Be the first to know as we launch in new countries and markets around the globe.

Interested in bringing MIT Technology Review to your local market?

MIT Technology ReviewMIT Technology Review - logo

 

Unsupported browser: Your browser does not meet modern web standards. See how it scores »

A Boston-based technology and design firm called Tap ‘n Tap is partnering with undisclosed OEMs to develop a customized interface for Android-powered tablets. Dubbed “home Internet devices,” they should be available in the second half of 2010. One device will have a seven-inch LCD touch screen and will cost about $299. Some versions will have 3G and GPS, while others will have just Wi-Fi, according to Tap ‘n Tap founder Javier Segovia who demonstrated the seven-inch prototype for Technology Review.

Rather than a blank screen with a list of icons, Tap ‘n Tap’s prototype has a home page with “portlets”–customizable areas that can showed weather, news and pictures. “A mobile phone spends most of the time in your pocket, but these devices are on the kitchen wall or a table in your bedroom, so we want the screen to be useful other than just being a launcher,” says Segovia.

The prototype has a web camera, can play Flash, and can run more than one program at once. The user interface is smooth and intuitive. A bar at the bottom of the screen can be used to launch applications: web browser, calendar, contact book and a Facebook app. “Tap ‘n Tap’s bet is similar to Apple’s in that we also believe in the power of the third-party app developer ecosystem and the consumer dynamic of downloading apps,” says Segovia.

Yankee Group’s Howe says the issue for all these touch-screen devices will be how much consumer demand there is. “The real questions are, what is the consumer use for these devices, and what essential need do they fulfill,” says Howe.

Developers and analysts agree that this new class of device will most likely be used around the home, and primarily for entertainment rather than work or communications. “We expect there will be around four million devices shipped this year,” says Orr. About 100,000 media tablets were shipped from vendors last year. In comparison, four million e-readers and 35 million netbooks were shipped.

Hear more from Google at EmTech 2014.

Register today

9 comments. Share your thoughts »

Credit: Tap 'n Tap

Tagged: Computing, Google, Apple, Android, iPad, tablet, interface

Reprints and Permissions | Send feedback to the editor

From the Archives

Close

Introducing MIT Technology Review Insider.

Already a Magazine subscriber?

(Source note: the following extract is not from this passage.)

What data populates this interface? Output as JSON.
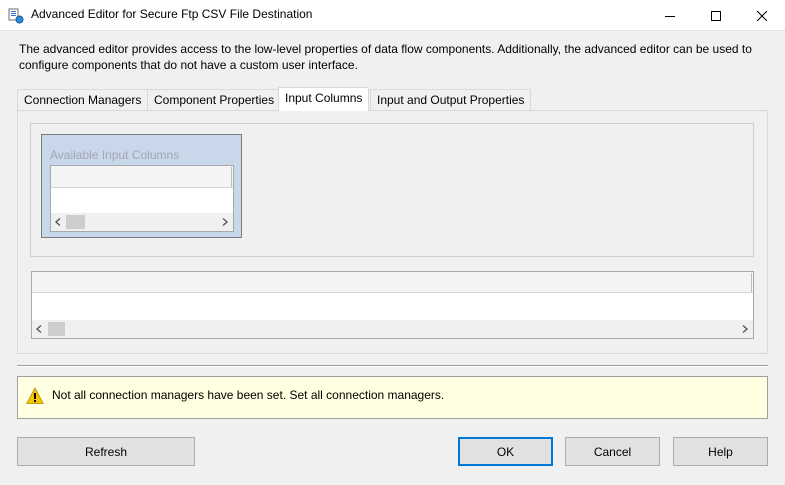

You're automatically an Insider. It's easy to activate or upgrade your account.

Activate Your Account

Become an Insider

It's the new way to subscribe. Get even more of the tech news, research, and discoveries you crave.

Sign Up

Learn More

Find out why MIT Technology Review Insider is for you and explore your options.

Show Me
×

A Place of Inspiration

Understand the technologies that are changing business and driving the new global economy.

September 23-25, 2014
Register »